● **WHAT NEEDS TO BE DONE**:
The number needed is how many lines of the data hold the string "picture". Give that number and nothing more.

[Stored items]

────────────────────

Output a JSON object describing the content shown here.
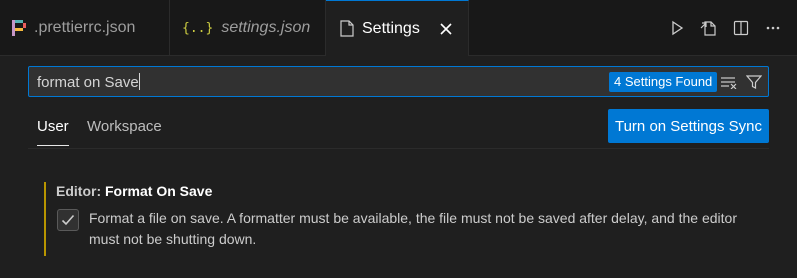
{
  "tabs": [
    {
      "label": ".prettierrc.json",
      "icon": "prettier-icon",
      "active": false
    },
    {
      "label": "settings.json",
      "icon": "json-braces-icon",
      "active": false
    },
    {
      "label": "Settings",
      "icon": "file-icon",
      "active": true
    }
  ],
  "search": {
    "value": "format on Save",
    "results_badge": "4 Settings Found"
  },
  "scope_tabs": [
    {
      "label": "User",
      "active": true
    },
    {
      "label": "Workspace",
      "active": false
    }
  ],
  "sync_button_label": "Turn on Settings Sync",
  "setting": {
    "category": "Editor: ",
    "name": "Format On Save",
    "checked": true,
    "description": "Format a file on save. A formatter must be available, the file must not be saved after delay, and the editor must not be shutting down."
  },
  "colors": {
    "accent": "#0078d4",
    "modified_indicator": "#b89500",
    "prettier_icon": "#c596c7",
    "json_icon": "#cbcb41"
  }
}
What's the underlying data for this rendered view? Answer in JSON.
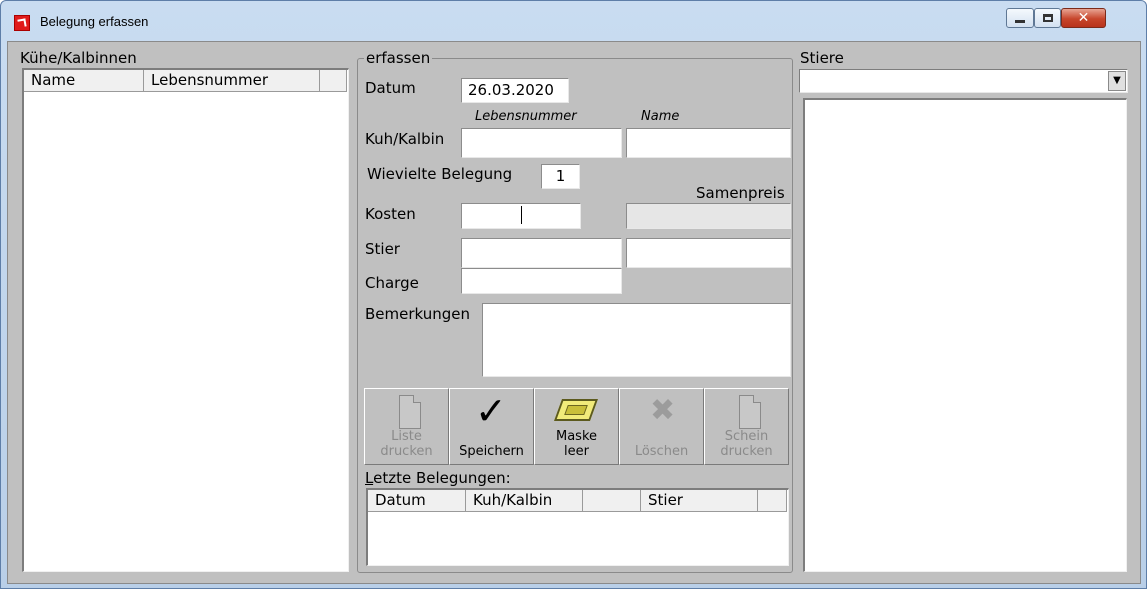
{
  "window": {
    "title": "Belegung erfassen",
    "icons": {
      "app": "app-red-icon",
      "minimize": "minimize-icon",
      "maximize": "maximize-icon",
      "close": "close-icon"
    }
  },
  "left_panel": {
    "title": "Kühe/Kalbinnen",
    "columns": [
      "Name",
      "Lebensnummer"
    ],
    "rows": []
  },
  "form": {
    "frame_title": "erfassen",
    "datum_label": "Datum",
    "datum_value": "26.03.2020",
    "lebensnummer_caption": "Lebensnummer",
    "name_caption": "Name",
    "kuh_label": "Kuh/Kalbin",
    "kuh_lebensnummer_value": "",
    "kuh_name_value": "",
    "belegung_label": "Wievielte Belegung",
    "belegung_value": "1",
    "samenpreis_caption": "Samenpreis",
    "kosten_label": "Kosten",
    "kosten_value": "",
    "samenpreis_value": "",
    "stier_label": "Stier",
    "stier_value": "",
    "stier_name_value": "",
    "charge_label": "Charge",
    "charge_value": "",
    "bemerkungen_label": "Bemerkungen",
    "bemerkungen_value": ""
  },
  "toolbar": {
    "liste_drucken": {
      "line1": "Liste",
      "line2": "drucken",
      "icon": "document-icon",
      "enabled": false
    },
    "speichern": {
      "line1": "Speichern",
      "icon": "checkmark-icon",
      "enabled": true
    },
    "maske_leer": {
      "line1": "Maske",
      "line2": "leer",
      "icon": "tray-icon",
      "enabled": true
    },
    "loeschen": {
      "line1": "Löschen",
      "icon": "delete-x-icon",
      "enabled": false
    },
    "schein_drucken": {
      "line1": "Schein",
      "line2": "drucken",
      "icon": "document-icon",
      "enabled": false
    }
  },
  "recent": {
    "title_first": "L",
    "title_rest": "etzte Belegungen:",
    "columns": [
      "Datum",
      "Kuh/Kalbin",
      "",
      "Stier"
    ],
    "rows": []
  },
  "right_panel": {
    "title": "Stiere",
    "dropdown_value": "",
    "dropdown_icon": "chevron-down-icon",
    "rows": []
  }
}
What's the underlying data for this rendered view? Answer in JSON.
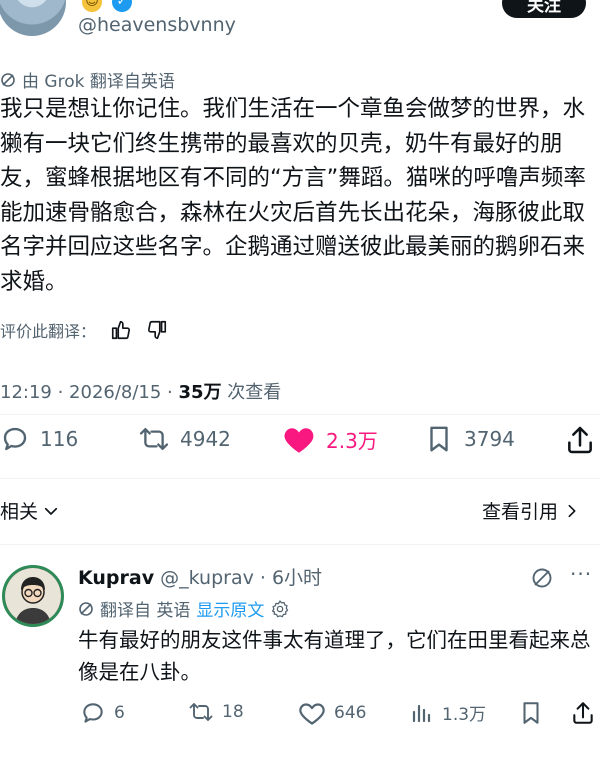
{
  "header": {
    "handle": "@heavensbvnny",
    "follow_label": "关注"
  },
  "post": {
    "translated_note": "由 Grok 翻译自英语",
    "body": "我只是想让你记住。我们生活在一个章鱼会做梦的世界，水獭有一块它们终生携带的最喜欢的贝壳，奶牛有最好的朋友，蜜蜂根据地区有不同的“方言”舞蹈。猫咪的呼噜声频率能加速骨骼愈合，森林在火灾后首先长出花朵，海豚彼此取名字并回应这些名字。企鹅通过赠送彼此最美丽的鹅卵石来求婚。",
    "rate_label": "评价此翻译：",
    "time": "12:19 · 2026/8/15 · ",
    "views_count": "35万",
    "views_label": " 次查看",
    "stats": {
      "replies": "116",
      "reposts": "4942",
      "likes": "2.3万",
      "bookmarks": "3794"
    }
  },
  "related": {
    "label": "相关",
    "view_quotes": "查看引用"
  },
  "reply": {
    "name": "Kuprav",
    "handle_time": " @_kuprav · 6小时",
    "translate_label": "翻译自 英语",
    "show_original": "显示原文",
    "body": "牛有最好的朋友这件事太有道理了，它们在田里看起来总像是在八卦。",
    "stats": {
      "replies": "6",
      "reposts": "18",
      "likes": "646",
      "views": "1.3万"
    }
  },
  "colors": {
    "like_pink": "#f91880",
    "link_blue": "#1d9bf0",
    "muted": "#536471"
  }
}
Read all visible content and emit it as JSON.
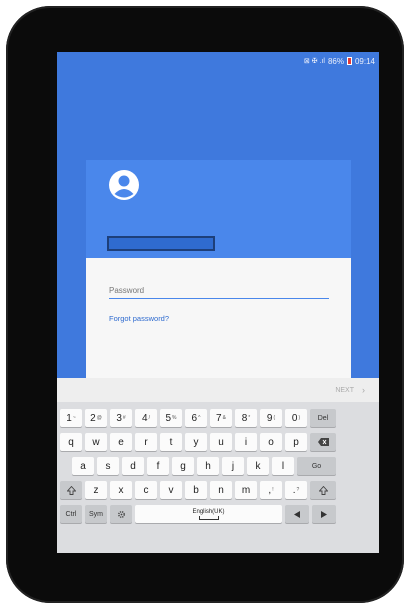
{
  "status": {
    "icons": "⊠ ✠ .ıl",
    "battery_percent": "86%",
    "time": "09:14"
  },
  "login": {
    "password_placeholder": "Password",
    "forgot_label": "Forgot password?"
  },
  "keyboard": {
    "next_label": "NEXT",
    "next_icon": "chevron-right-icon",
    "row1": [
      {
        "k": "1",
        "s": "~"
      },
      {
        "k": "2",
        "s": "@"
      },
      {
        "k": "3",
        "s": "#"
      },
      {
        "k": "4",
        "s": "/"
      },
      {
        "k": "5",
        "s": "%"
      },
      {
        "k": "6",
        "s": "^"
      },
      {
        "k": "7",
        "s": "&"
      },
      {
        "k": "8",
        "s": "*"
      },
      {
        "k": "9",
        "s": "("
      },
      {
        "k": "0",
        "s": ")"
      }
    ],
    "del_label": "Del",
    "row2": [
      "q",
      "w",
      "e",
      "r",
      "t",
      "y",
      "u",
      "i",
      "o",
      "p"
    ],
    "backspace_icon": "backspace-icon",
    "row3": [
      "a",
      "s",
      "d",
      "f",
      "g",
      "h",
      "j",
      "k",
      "l"
    ],
    "go_label": "Go",
    "row4": [
      "z",
      "x",
      "c",
      "v",
      "b",
      "n",
      "m"
    ],
    "comma_label": ",",
    "comma_sup": "!",
    "period_label": ".",
    "period_sup": "?",
    "shift_icon": "shift-icon",
    "ctrl_label": "Ctrl",
    "sym_label": "Sym",
    "settings_icon": "gear-icon",
    "language_label": "English(UK)",
    "left_icon": "left-arrow-icon",
    "right_icon": "right-arrow-icon"
  }
}
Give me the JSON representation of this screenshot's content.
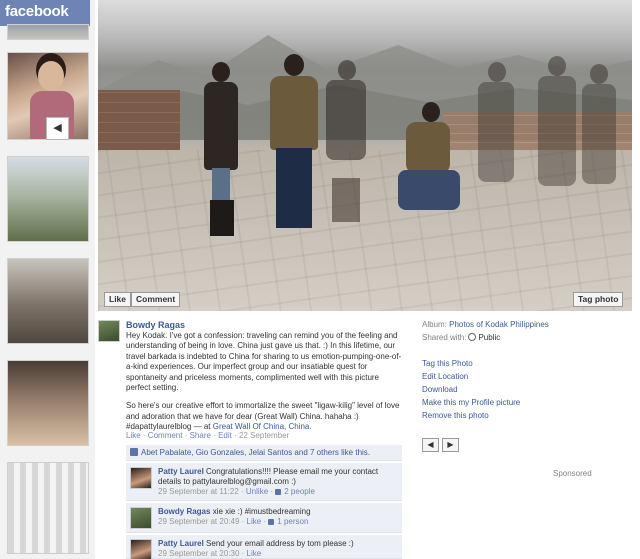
{
  "app": {
    "logo": "facebook"
  },
  "filmstrip": {
    "prev_arrow": "◀",
    "thumbnails": [
      "thumb-1",
      "thumb-2",
      "thumb-3",
      "thumb-4",
      "thumb-5",
      "thumb-6"
    ]
  },
  "photo": {
    "like_label": "Like",
    "comment_label": "Comment",
    "tag_label": "Tag photo"
  },
  "post": {
    "author": "Bowdy Ragas",
    "caption_p1": "Hey Kodak. I've got a confession: traveling can remind you of the feeling and understanding of being in love. China just gave us that. :) In this lifetime, our travel barkada is indebted to China for sharing to us emotion-pumping-one-of-a-kind experiences. Our imperfect group and our insatiable quest for spontaneity and priceless moments, complimented well with this picture perfect setting.",
    "caption_p2": "So here's our creative effort to immortalize the sweet \"ligaw-kilig\" level of love and adoration that we have for dear (Great Wall) China. hahaha :) #dapattylaurelblog — at ",
    "caption_location": "Great Wall Of China, China.",
    "actions": {
      "like": "Like",
      "comment": "Comment",
      "share": "Share",
      "edit": "Edit",
      "date": "22 September",
      "sep": " · "
    }
  },
  "likes": {
    "text": "Abet Pabalate, Gio Gonzales, Jelai Santos and 7 others like this."
  },
  "comments": [
    {
      "author": "Patty Laurel",
      "text": "Congratulations!!!! Please email me your contact details to pattylaurelblog@gmail.com :)",
      "time": "29 September at 11:22",
      "unlike": "Unlike",
      "likes": "2 people"
    },
    {
      "author": "Bowdy Ragas",
      "text": "xie xie :) #imustbedreaming",
      "time": "29 September at 20:49",
      "like": "Like",
      "likes": "1 person"
    },
    {
      "author": "Patty Laurel",
      "text": "Send your email address by tom please :)",
      "time": "29 September at 20:30",
      "like": "Like"
    }
  ],
  "sidebar": {
    "album_label": "Album:",
    "album_name": "Photos of Kodak Philippines",
    "shared_label": "Shared with:",
    "shared_value": "Public",
    "actions": [
      "Tag this Photo",
      "Edit Location",
      "Download",
      "Make this my Profile picture",
      "Remove this photo"
    ],
    "prev_label": "◀",
    "next_label": "▶",
    "sponsored": "Sponsored"
  },
  "colors": {
    "fb_blue": "#3b5998",
    "fb_header": "#6d84b4",
    "comment_bg": "#eceff5"
  }
}
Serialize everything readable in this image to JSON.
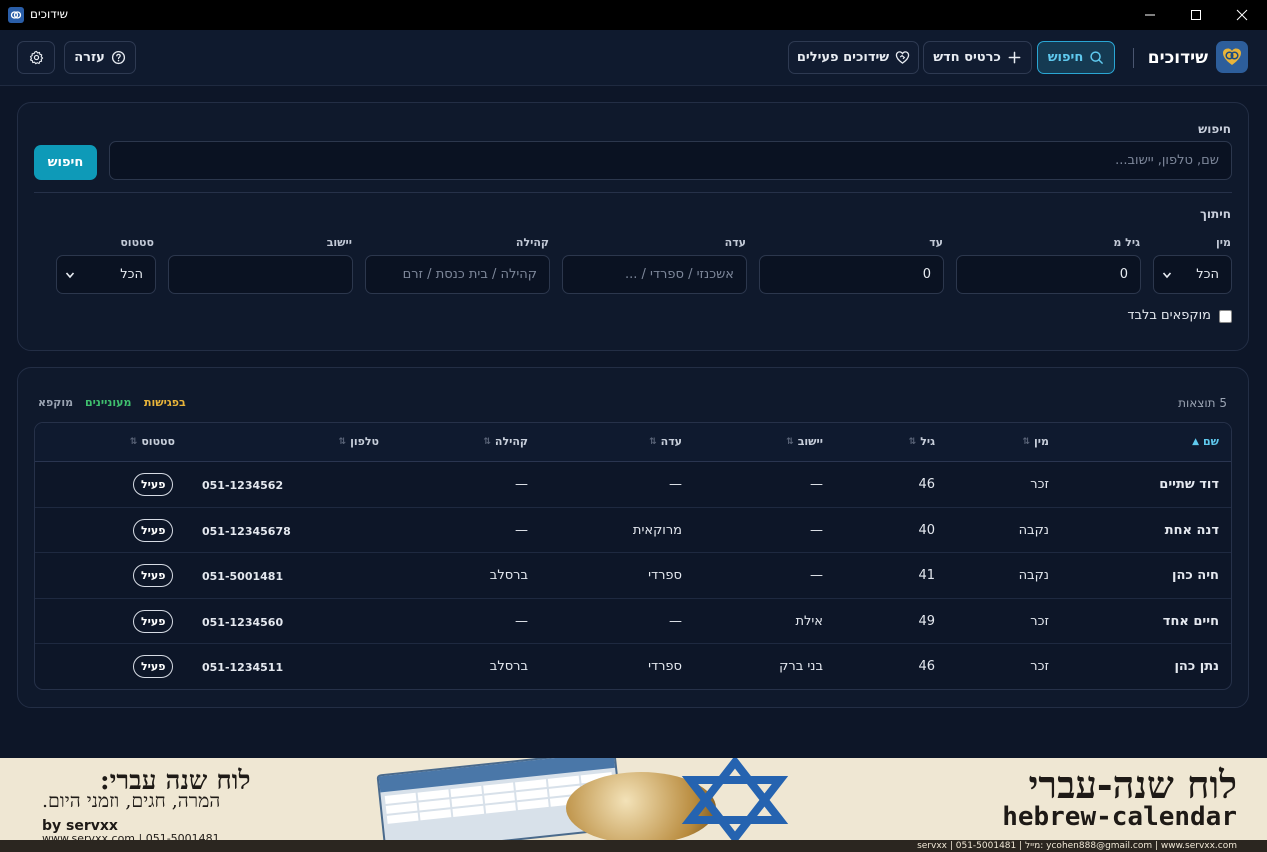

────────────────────

● **THE COMPLETED TASK**:
2